The blood thinner Xarelto (rivaroxaban) is a relatively new anticoagulant that has gained popularity through its convenience of use for the patient. Warfarin, also known as Coumadin, the established anticoagulant for the last 60 years, requires dietary restrictions and a stringent blood testing regimen. The downside of Xarelto is that it was placed on the market with no available antidote, reports Lawyers and Settlements.com.
Lawsuits continue to mount in the U.S. as well as in Canada. In September 2012, a woman in Calgary came close to suffering a heart attack after she experienced internal bleeding while using Xarelto. “They advised her … that Xarelto was the cause of her hemorrhaging and that unlike other anticoagulants such as warfarin, there was no way to reverse the effects of Xarelto,” according to the Calgary Sun.
Health Canada, the equivalent to the U.S. Food and Drug Administration (FDA), logged 1,100 adverse effects connected to Xarelto, according to the Xarelto Side Effects class action suit. The lawsuit says, “A dozen of those adverse effects registered with Health Canada indicated that death had resulted from Xarelto.”
An 83-year-old woman from Ontario allegedly bled to death in the shower in November 2013. A lawsuit on her behalf was expected to be filed in Canada, Lawyers and Settlements.com reports.
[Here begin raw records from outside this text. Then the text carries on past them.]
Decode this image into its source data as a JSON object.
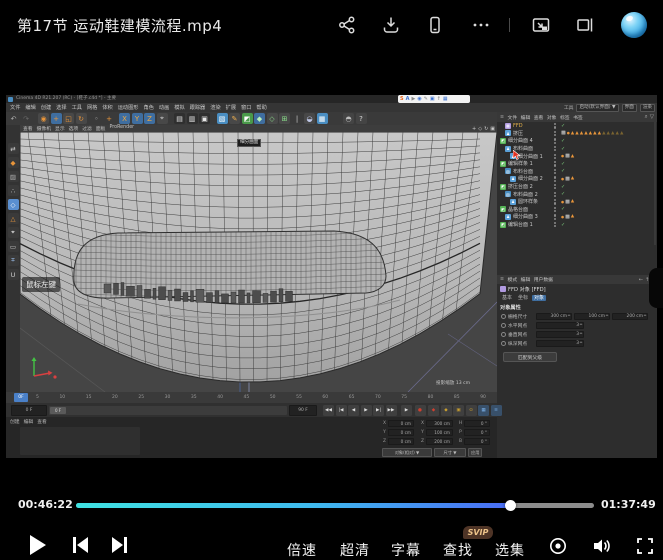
{
  "player": {
    "title": "第17节 运动鞋建模流程.mp4",
    "topbar_icons": [
      "share-icon",
      "download-icon",
      "mobile-icon",
      "more-icon",
      "pip-icon",
      "dock-right-icon",
      "avatar"
    ],
    "progress": {
      "current": "00:46:22",
      "total": "01:37:49",
      "percent": 84,
      "fill_colors": [
        "#3fe2e2",
        "#4a6cf5"
      ],
      "track_color": "#8c8c8c"
    },
    "controls": {
      "labels": [
        "倍速",
        "超清",
        "字幕",
        "查找",
        "选集"
      ],
      "svip": "SVIP",
      "icon_names": [
        "play-icon",
        "prev-icon",
        "next-icon",
        "surround-icon",
        "volume-icon",
        "fullscreen-icon"
      ]
    }
  },
  "c4d": {
    "title": "Cinema 4D R21.207 (RC) - [鞋子.c4d *] - 主要",
    "menus": [
      "文件",
      "编辑",
      "创建",
      "选择",
      "工具",
      "网格",
      "体积",
      "运动图形",
      "角色",
      "动画",
      "模拟",
      "跟踪器",
      "渲染",
      "扩展",
      "窗口",
      "帮助"
    ],
    "layout": {
      "tool": "工具",
      "preset": "启动(默认界面) ▼",
      "btn1": "界面",
      "btn2": "渲染"
    },
    "recorder_icons": [
      {
        "t": "S",
        "c": "#e8641e"
      },
      {
        "t": "A",
        "c": "#3a70d0"
      },
      {
        "t": "▶",
        "c": "#888888"
      },
      {
        "t": "◉",
        "c": "#3a70d0"
      },
      {
        "t": "✎",
        "c": "#888888"
      },
      {
        "t": "▣",
        "c": "#3a70d0"
      },
      {
        "t": "↑",
        "c": "#888888"
      },
      {
        "t": "▦",
        "c": "#3a70d0"
      }
    ],
    "toolbar": [
      {
        "t": "↶",
        "fg": "#b0b0b0",
        "bg": ""
      },
      {
        "t": "↷",
        "fg": "#6a6a6a",
        "bg": ""
      },
      {
        "gap": 5
      },
      {
        "t": "◉",
        "fg": "#e8953a",
        "bg": "#484848"
      },
      {
        "t": "+",
        "fg": "#e8953a",
        "bg": "#3f6ea0"
      },
      {
        "t": "◱",
        "fg": "#e8953a",
        "bg": "#484848"
      },
      {
        "t": "↻",
        "fg": "#e8953a",
        "bg": "#484848"
      },
      {
        "gap": 3
      },
      {
        "t": "◦",
        "fg": "#cccccc",
        "bg": ""
      },
      {
        "t": "+",
        "fg": "#e8953a",
        "bg": ""
      },
      {
        "gap": 3
      },
      {
        "t": "X",
        "fg": "#f0a840",
        "bg": "#3f6ea0"
      },
      {
        "t": "Y",
        "fg": "#f0a840",
        "bg": "#3f6ea0"
      },
      {
        "t": "Z",
        "fg": "#f0a840",
        "bg": "#3f6ea0"
      },
      {
        "t": "⌖",
        "fg": "#cccccc",
        "bg": "#484848"
      },
      {
        "gap": 5
      },
      {
        "t": "▤",
        "fg": "#e8e8e8",
        "bg": "#2f2f2f"
      },
      {
        "t": "▥",
        "fg": "#e8e8e8",
        "bg": "#2f2f2f"
      },
      {
        "t": "▣",
        "fg": "#e8e8e8",
        "bg": "#2f2f2f"
      },
      {
        "gap": 5
      },
      {
        "t": "▧",
        "fg": "#ffffff",
        "bg": "#4a8ec2"
      },
      {
        "t": "✎",
        "fg": "#f0b050",
        "bg": "#484848"
      },
      {
        "t": "◩",
        "fg": "#ffffff",
        "bg": "#4a9a4a"
      },
      {
        "t": "◆",
        "fg": "#baf0ba",
        "bg": "#3f6ea0"
      },
      {
        "t": "◇",
        "fg": "#8adf8a",
        "bg": "#484848"
      },
      {
        "t": "⊞",
        "fg": "#8adf8a",
        "bg": "#484848"
      },
      {
        "t": "|",
        "fg": "#cccccc",
        "bg": ""
      },
      {
        "t": "◒",
        "fg": "#c0c8e8",
        "bg": "#484848"
      },
      {
        "t": "▦",
        "fg": "#ffffff",
        "bg": "#4a8ec2"
      },
      {
        "gap": 14
      },
      {
        "t": "◓",
        "fg": "#bbbbbb",
        "bg": "#444444"
      },
      {
        "t": "?",
        "fg": "#dddddd",
        "bg": "#444444"
      }
    ],
    "palette": [
      {
        "t": "⇄",
        "fg": "#cccccc",
        "bg": "#3a3a3a"
      },
      {
        "t": "◆",
        "fg": "#e8953a",
        "bg": "#3a3a3a"
      },
      {
        "t": "▨",
        "fg": "#b0b0b0",
        "bg": "#3a3a3a"
      },
      {
        "t": "∴",
        "fg": "#cccccc",
        "bg": "#3a3a3a"
      },
      {
        "t": "◇",
        "fg": "#ffffff",
        "bg": "#5a8fd0"
      },
      {
        "t": "△",
        "fg": "#e8953a",
        "bg": "#3a3a3a"
      },
      {
        "t": "⌖",
        "fg": "#f0f0f0",
        "bg": "#3a3a3a"
      },
      {
        "t": "▭",
        "fg": "#cccccc",
        "bg": "#3a3a3a"
      },
      {
        "t": "⌗",
        "fg": "#9cc0ee",
        "bg": "#3a3a3a"
      },
      {
        "t": "U",
        "fg": "#cccccc",
        "bg": "#3a3a3a"
      }
    ],
    "viewport": {
      "menus": [
        "查看",
        "摄像机",
        "显示",
        "选项",
        "过滤",
        "面板",
        "ProRender"
      ],
      "view_icons": [
        "pan-icon",
        "zoom-icon",
        "rotate-icon",
        "maximize-icon"
      ],
      "view_glyphs": [
        "+",
        "◇",
        "↻",
        "▣"
      ],
      "tooltip": "细分曲面",
      "mouse_hint": "鼠标左键",
      "scale_info": "投影缩放  13 cm"
    },
    "timeline": {
      "current": "0F",
      "frames": [
        5,
        10,
        15,
        20,
        25,
        30,
        35,
        40,
        45,
        50,
        55,
        60,
        65,
        70,
        75,
        80,
        85,
        90
      ],
      "left_field": "0 F",
      "right_field": "90 F",
      "slider_label": "0 F",
      "buttons": [
        "◀◀",
        "|◀",
        "◀",
        "▶",
        "▶|",
        "▶▶"
      ],
      "extra_button": "▶",
      "record": [
        "●",
        "◆"
      ],
      "key_icons": [
        "◆",
        "▣",
        "⊙"
      ],
      "blue_icons": [
        "▦",
        "≡"
      ]
    },
    "object_manager": {
      "menus": [
        "文件",
        "编辑",
        "查看",
        "对象",
        "标签",
        "书签"
      ],
      "items": [
        {
          "ind": 1,
          "icc": "#b09ae0",
          "g": "▦",
          "name": "FFD",
          "nc": "#e8b44a",
          "tags": [
            "chk"
          ]
        },
        {
          "ind": 1,
          "icc": "#5aa0d8",
          "g": "♟",
          "name": "挤压",
          "tags": [
            "x",
            "od",
            "t",
            "t",
            "t",
            "t",
            "t",
            "t",
            "t",
            "to",
            "to",
            "to",
            "to",
            "to"
          ]
        },
        {
          "ind": 0,
          "icc": "#56b456",
          "g": "◩",
          "name": "细分曲面 4",
          "tags": [
            "chk"
          ],
          "cursor": true
        },
        {
          "ind": 1,
          "icc": "#5aa0d8",
          "g": "♟",
          "name": "布料曲面",
          "tags": [
            "chk"
          ]
        },
        {
          "ind": 2,
          "icc": "#5aa0d8",
          "g": "♟",
          "name": "细分曲面 1",
          "tags": [
            "od",
            "x",
            "t"
          ]
        },
        {
          "ind": 0,
          "icc": "#56b456",
          "g": "◩",
          "name": "编辑样条 1",
          "tags": [
            "chk"
          ]
        },
        {
          "ind": 1,
          "icc": "#4a8ec2",
          "g": "▧",
          "name": "布料台面",
          "tags": [
            "chk"
          ]
        },
        {
          "ind": 2,
          "icc": "#5aa0d8",
          "g": "♟",
          "name": "细分曲面 2",
          "tags": [
            "od",
            "x",
            "t"
          ]
        },
        {
          "ind": 0,
          "icc": "#56b456",
          "g": "◩",
          "name": "挤压台面 2",
          "tags": [
            "chk"
          ]
        },
        {
          "ind": 1,
          "icc": "#4a8ec2",
          "g": "▧",
          "name": "布料曲面 2",
          "tags": [
            "chk"
          ]
        },
        {
          "ind": 2,
          "icc": "#5aa0d8",
          "g": "♟",
          "name": "圆环样条",
          "tags": [
            "od",
            "x",
            "t"
          ]
        },
        {
          "ind": 0,
          "icc": "#56b456",
          "g": "◩",
          "name": "晶格台面",
          "tags": [
            "chk"
          ]
        },
        {
          "ind": 1,
          "icc": "#5aa0d8",
          "g": "♟",
          "name": "细分曲面 3",
          "tags": [
            "od",
            "x",
            "t"
          ]
        },
        {
          "ind": 0,
          "icc": "#56b456",
          "g": "◩",
          "name": "编辑台面 1",
          "tags": [
            "chk"
          ]
        }
      ]
    },
    "attributes": {
      "menus": [
        "模式",
        "编辑",
        "用户数据"
      ],
      "title": "FFD 对象 [FFD]",
      "tabs": [
        "基本",
        "坐标",
        "对象"
      ],
      "active_tab": 2,
      "section": "对象属性",
      "rows": [
        {
          "label": "栅格尺寸",
          "values": [
            "300 cm",
            "100 cm",
            "200 cm"
          ]
        },
        {
          "label": "水平网点",
          "values": [
            "3"
          ]
        },
        {
          "label": "垂直网点",
          "values": [
            "3"
          ]
        },
        {
          "label": "纵深网点",
          "values": [
            "3"
          ]
        }
      ],
      "apply": "匹配到父级"
    },
    "coordinates": {
      "cols": [
        [
          [
            "X",
            "0 cm"
          ],
          [
            "Y",
            "0 cm"
          ],
          [
            "Z",
            "0 cm"
          ]
        ],
        [
          [
            "X",
            "300 cm"
          ],
          [
            "Y",
            "100 cm"
          ],
          [
            "Z",
            "200 cm"
          ]
        ],
        [
          [
            "H",
            "0 °"
          ],
          [
            "P",
            "0 °"
          ],
          [
            "B",
            "0 °"
          ]
        ]
      ],
      "buttons": [
        "对象(相对) ▼",
        "尺寸 ▼",
        "应用"
      ]
    },
    "materials_menus": [
      "创建",
      "编辑",
      "查看"
    ]
  }
}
Many patients say they would have stayed with warfarin had they been aware that Xarelto was sold to the public before a ready antidote was available. Plaintiffs also allege that the manufacturer, Bayer, was negligent in properly promoting Xarelto and neglecting to clarify the internal hemorrhaging risks incurred when taking the newer blood thinner, Lawyers and Settlements.com reports.